I have a commission for a Christmas play (Radio 4) and it had gone flat on me. PHUT! Flat.
Gorn. Gorn, gorn, gorn. Nowt. I no longer knew why or what or when or anything at all. I knew what I wanted the play to say, but as for how to say it? My mind was blank. It’s for transmission in 2019, so there’s a year and a bit to go, but a year and a bit can add up to a whole load of bewilderment and anxiety. It was no use looking up the original idea, because, well, it had gone flat! What was the use in that? Better to start again.
Erm…… no. No. Nothing. The tumbleweed skittered across the dustbowl of my mind.
Yesterday, I saw a document on my desktop that I didn’t recognise, in a file it shouldn’t be in. I opened it. It’s the original idea for the Christmas play and- guess what! – it’s OK. Better than ok, it’s jolly good! It’s exciting. Phew. NOW I remember. So I looked up my emails and there is one from my co-conspirator on this project (editor? pastor?) and his notes injected even more oomph into the idea. Ahh. Yes. Of course. Phew. Stand back, let me at it.
Oh, hang on… first better do that Easter play…. erm… erm…..
Hey, you know that image I posted of the Sopranos cast? It’s my screensaver and I realised something significant as I gazed at it (wondering which was the most urgent, a call to hot buttered toast, or a banana); every single person in that portrait is best described in terms of their relationship with Tony Soprano. So, we have the man himself, his wife, his sister, his brother-in-law, his right hand man, his Uncle, his psychiatrist etc etc etc. The writing of the Sopranos was so focussed and disciplined that everyone in that tableau is identified primarily and relevantly by their relationship with the central character, and each of those relationships is different, multi-faceted, unmistakeable. Even the relationships between Tony and his two henchmen are different because the characters are unique. Every single character in that cleverly staged photo has integrity.
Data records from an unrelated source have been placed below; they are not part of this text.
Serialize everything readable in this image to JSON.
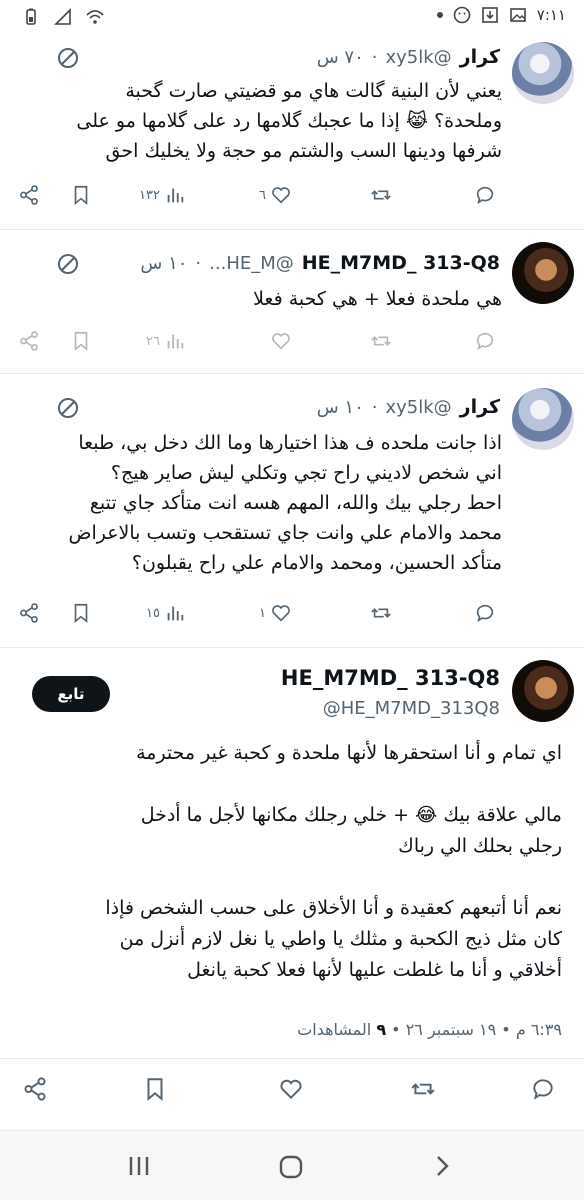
{
  "status": {
    "time": "٧:١١"
  },
  "tweets": [
    {
      "name": "كرار",
      "handle": "@xy5lk",
      "time": "٧٠ س",
      "text_lines": [
        "يعني لأن البنية گالت هاي مو قضيتي صارت گحبة",
        "وملحدة؟ 😹 إذا ما عجبك گلامها رد على گلامها مو على",
        "شرفها ودينها السب والشتم مو حجة ولا يخليك احق"
      ],
      "reply_count": "",
      "retweet_count": "",
      "like_count": "٦",
      "views": "١٣٢"
    },
    {
      "name": "HE_M7MD_ 313-Q8",
      "handle": "@HE_M...",
      "time": "١٠ س",
      "text_lines": [
        "هي ملحدة فعلا + هي كحبة فعلا"
      ],
      "reply_count": "",
      "retweet_count": "",
      "like_count": "",
      "views": "٢٦"
    },
    {
      "name": "كرار",
      "handle": "@xy5lk",
      "time": "١٠ س",
      "text_lines": [
        "اذا جانت ملحده  ف هذا اختيارها وما الك دخل بي، طبعا",
        "اني شخص لاديني راح تجي وتكلي ليش صاير هيج؟",
        "احط رجلي بيك والله، المهم هسه انت متأكد جاي تتبع",
        "محمد والامام علي وانت جاي تستقحب وتسب بالاعراض",
        "متأكد الحسين، ومحمد والامام علي راح يقبلون؟"
      ],
      "reply_count": "",
      "retweet_count": "",
      "like_count": "١",
      "views": "١٥"
    }
  ],
  "main_tweet": {
    "name": "HE_M7MD_ 313-Q8",
    "handle": "@HE_M7MD_313Q8",
    "follow_label": "تابع",
    "paragraphs": [
      [
        "اي تمام و أنا استحقرها لأنها ملحدة و كحبة غير محترمة"
      ],
      [
        "مالي علاقة بيك 😂 + خلي رجلك مكانها لأجل ما أدخل",
        "رجلي بحلك الي رباك"
      ],
      [
        "نعم أنا أتبعهم كعقيدة و أنا الأخلاق على حسب الشخص فإذا",
        "كان مثل ذيج الكحبة و مثلك يا واطي يا نغل لازم أنزل من",
        "أخلاقي و أنا ما غلطت عليها لأنها فعلا كحبة يانغل"
      ]
    ],
    "timestamp": "٦:٣٩ م • ١٩ سبتمبر ٢٦ •",
    "views_count": "٩",
    "views_label": "المشاهدات"
  }
}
Even the image is perfect – no one’s eyes meet, every gaze is sidling away from confrontation, from honesty. Only Silvio Dante appears to be, maybe, searching to meet Tony Soprano’s eyes, and even he fails. Tony is brooding, isolated, while surrounded by his mob and those who love and serve him, unreachable, secretive, a bronze statue, brittle and hollow. And he’s so beautifully portrayed both by the writers and by the actor that we love the man, the monster, the damaged boy. His baleful, selfish heart is there for us to see, we sense the broken pulse, and yet, man! he is sex on legs. How do they do that? I mean, how?
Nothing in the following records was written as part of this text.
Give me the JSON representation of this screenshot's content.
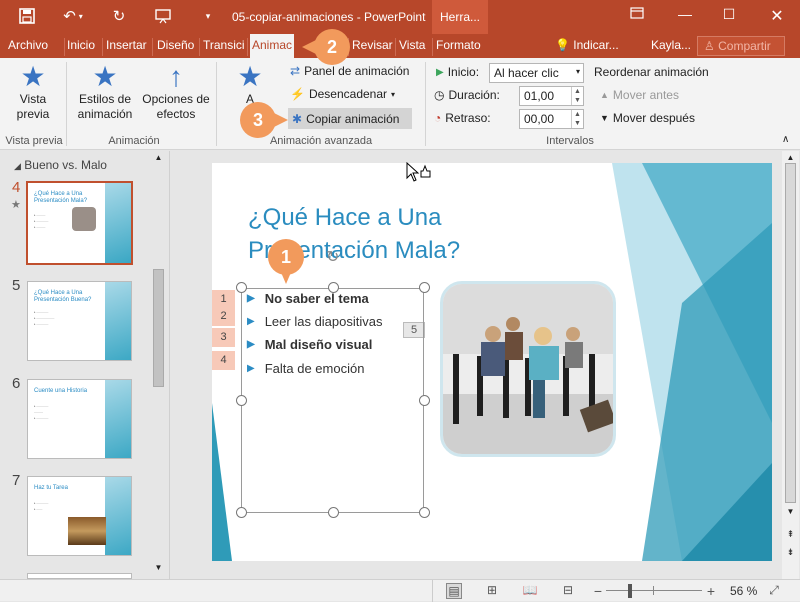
{
  "window": {
    "title": "05-copiar-animaciones - PowerPoint",
    "contextual_tab_group": "Herra...",
    "user": "Kayla...",
    "share_label": "Compartir",
    "tell_me_label": "Indicar..."
  },
  "tabs": [
    {
      "label": "Archivo",
      "active": false
    },
    {
      "label": "Inicio",
      "active": false
    },
    {
      "label": "Insertar",
      "active": false
    },
    {
      "label": "Diseño",
      "active": false
    },
    {
      "label": "Transici",
      "active": false
    },
    {
      "label": "Animac",
      "active": true
    },
    {
      "label": "Revisar",
      "active": false
    },
    {
      "label": "Vista",
      "active": false
    },
    {
      "label": "Formato",
      "active": false
    }
  ],
  "ribbon": {
    "preview": {
      "label_line1": "Vista",
      "label_line2": "previa",
      "group": "Vista previa"
    },
    "animation": {
      "styles_line1": "Estilos de",
      "styles_line2": "animación",
      "options_line1": "Opciones de",
      "options_line2": "efectos",
      "group": "Animación"
    },
    "advanced": {
      "add_line1": "A",
      "add_line2": "ani",
      "panel": "Panel de animación",
      "trigger": "Desencadenar",
      "copy": "Copiar animación",
      "group": "Animación avanzada"
    },
    "timing": {
      "start_label": "Inicio:",
      "start_value": "Al hacer clic",
      "duration_label": "Duración:",
      "duration_value": "01,00",
      "delay_label": "Retraso:",
      "delay_value": "00,00",
      "reorder": "Reordenar animación",
      "move_earlier": "Mover antes",
      "move_later": "Mover después",
      "group": "Intervalos"
    }
  },
  "slides_panel": {
    "section": "Bueno vs. Malo",
    "thumbs": [
      {
        "num": "4",
        "title": "¿Qué Hace a Una Presentación Mala?",
        "selected": true
      },
      {
        "num": "5",
        "title": "¿Qué Hace a Una Presentación Buena?",
        "selected": false
      },
      {
        "num": "6",
        "title": "Cuente una Historia",
        "selected": false
      },
      {
        "num": "7",
        "title": "Haz tu Tarea",
        "selected": false
      }
    ]
  },
  "slide": {
    "title": "¿Qué Hace a Una Presentación Mala?",
    "bullets": [
      {
        "text": "No saber el tema",
        "bold": true
      },
      {
        "text": "Leer las diapositivas",
        "bold": false
      },
      {
        "text": "Mal diseño visual",
        "bold": true
      },
      {
        "text": "Falta de emoción",
        "bold": false
      }
    ],
    "anim_tags": [
      "1",
      "2",
      "3",
      "4"
    ],
    "image_anim_tag": "5"
  },
  "callouts": [
    "1",
    "2",
    "3"
  ],
  "status": {
    "zoom": "56 %"
  },
  "colors": {
    "accent": "#b7472a",
    "callout": "#f29a5c",
    "title": "#2a8cbf",
    "anim_tag": "#f7c9b8"
  }
}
In case you can’t scroll down…
The cleverest, most heart-breaking moment I have ever seen in any TV drama was the closing shot of one Soprano episode; all through the ep there has been the usual Soprano madness, deceit, death, barbarism, cloying religious piety, sentimentality, hypocrisy…. a struggle between a man and his son to understand each other… and in the last scene (no dialogue at all) there they are, father and son, united at last, heading out to sea on their high speed motor yacht. At last they’re at peace with each other, doing what they like to do best, the day is beautiful, Tony is beaming, and as he opens up the throttle and the boat surges forward… what happiness! Then the camera pulls back and we see the turmoil and rage of their wake, as it tosses smaller boats aside, swamping them, so that their occupants are thrown around. Tony? Oblivious. Blind.
His life, in twenty seconds.
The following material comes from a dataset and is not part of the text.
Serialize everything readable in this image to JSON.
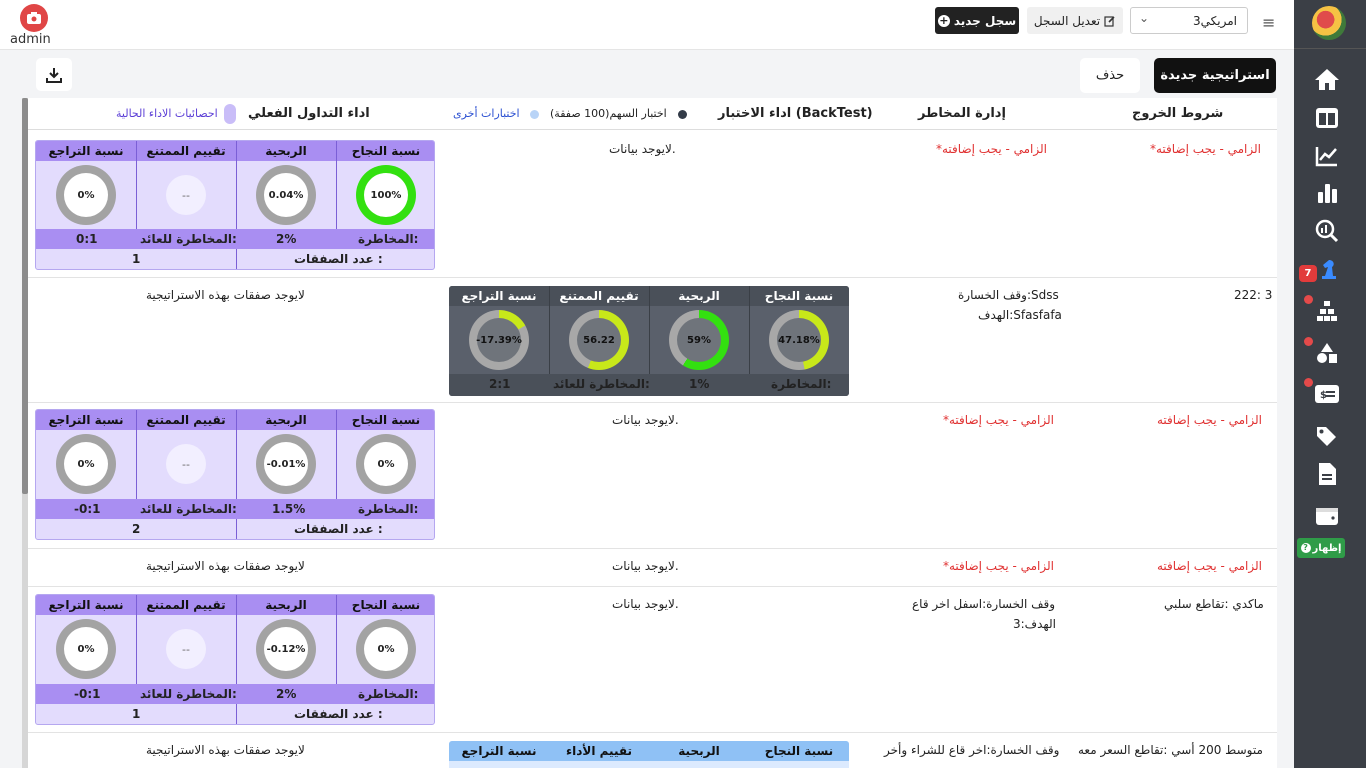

Amazing writing. Over several series. That sort of writing is way, way, WAY beyond me, and I think it’s beyond most writers – so maybe it’s as much to do with the producers as it is the writing team. Whoever in that long running production was the ‘charm’, the visionary… it’s simply marvellous. Hats off.